Ann Cunningham has been a sculptor for more than forty years. Her work is featured in numerous public and private collections such as The Denver Art Museum, The Museum of Outdoor Arts, the Colorado School for the Deaf and the Blind, and the conventions of the National Federation of the Blind. Ever since she can recall, Ann has expressed herself through art. Although she has years of experience in various art forms, sculpting remains her passion. She loves working with archetypal imagery—myths, fairy tales, and dreams—because it promotes dialog and shared experience among diverse groups of people. She creates pieces that engage the viewer’s mind and heart, fostering a sense of connection, mystery, and excitement. Sculpting, exhibiting, and teaching have given her the opportunity to see things from different perspectives. Her work with the deaf and blind communities has given her a whole new world to explore, one filled with subtle nuance that enriches her conscious and subconscious minds with images that she wouldn’t have been able to understand otherwise.
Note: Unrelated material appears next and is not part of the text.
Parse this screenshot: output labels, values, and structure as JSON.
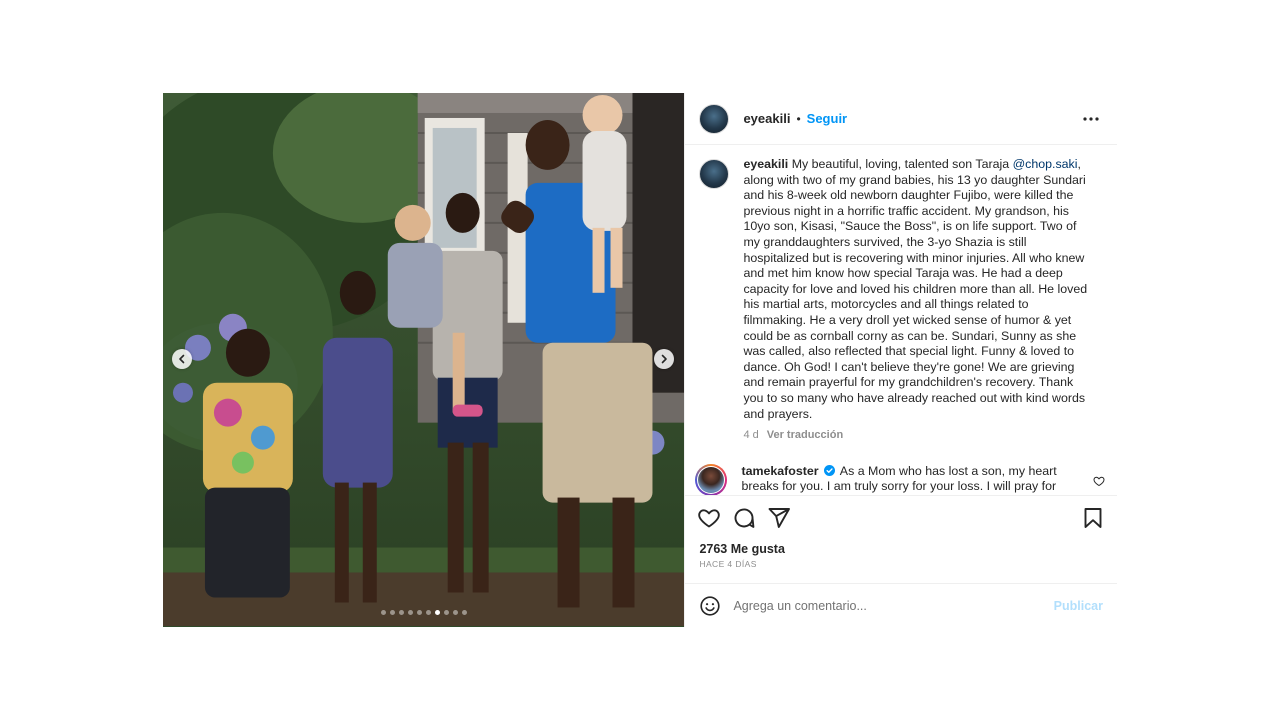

Q. What experiences put you on your spiritual path?
A: I connect to spirit through my artwork. Art has been a constant thread throughout my life. For many years, I searched for a way to contribute through art but had trouble finding it. Process art seemed limiting because it did not take me beyond myself. Then, one day I stopped at an intersection and thought, I need to get clarity or I’ll be stuck here. After that realization, I quit drinking and started showing my art in public. While hanging a picture for a Naropa exhibit, I asked, “Could someone who is blind understand this picture?” This inquiry lead to my creating a show called “By Touch Alone” in which blind and sighted artists from around the country exhibited their work. As I displayed a blind artist’s piece—warped cardboard that I pulled out of a dilapidated box—I questioned whether it was acceptable art. Then I remembered to close my eyes and feel the work. It immediately transported me to the beach in a way that was more powerful than any picture I’d ever seen. In that moment, I knew my purpose was to create multi-sensory art.
Q. What is the greatest challenge facing society?
A: There isn’t one. We are living in extraordinary times and are doing exactly what we need to do. In his book, Voices of the First Day: Awakening in the Aboriginal Dreamtime, Robert Lawlor describes a 70,000 year cycle split into two time periods: the matriarchal and patriarchal. In the matriarchal time, the seed germinates, the flower blooms, and the fruit sets. In the patriarchal time, the time we are living in, the fruit grows and ripens and gets ready to drop to begin the cycle again. This dropped fruit can either smother or nourish the seed. Our excess consumerism is the rotting fruit smothering us a bit. However, we will find nourishment because we have many more cycles to go.
For the rest of the interview, please check out the book, Seek The Lover Within: Lessons from 50 Spiritual Leaders.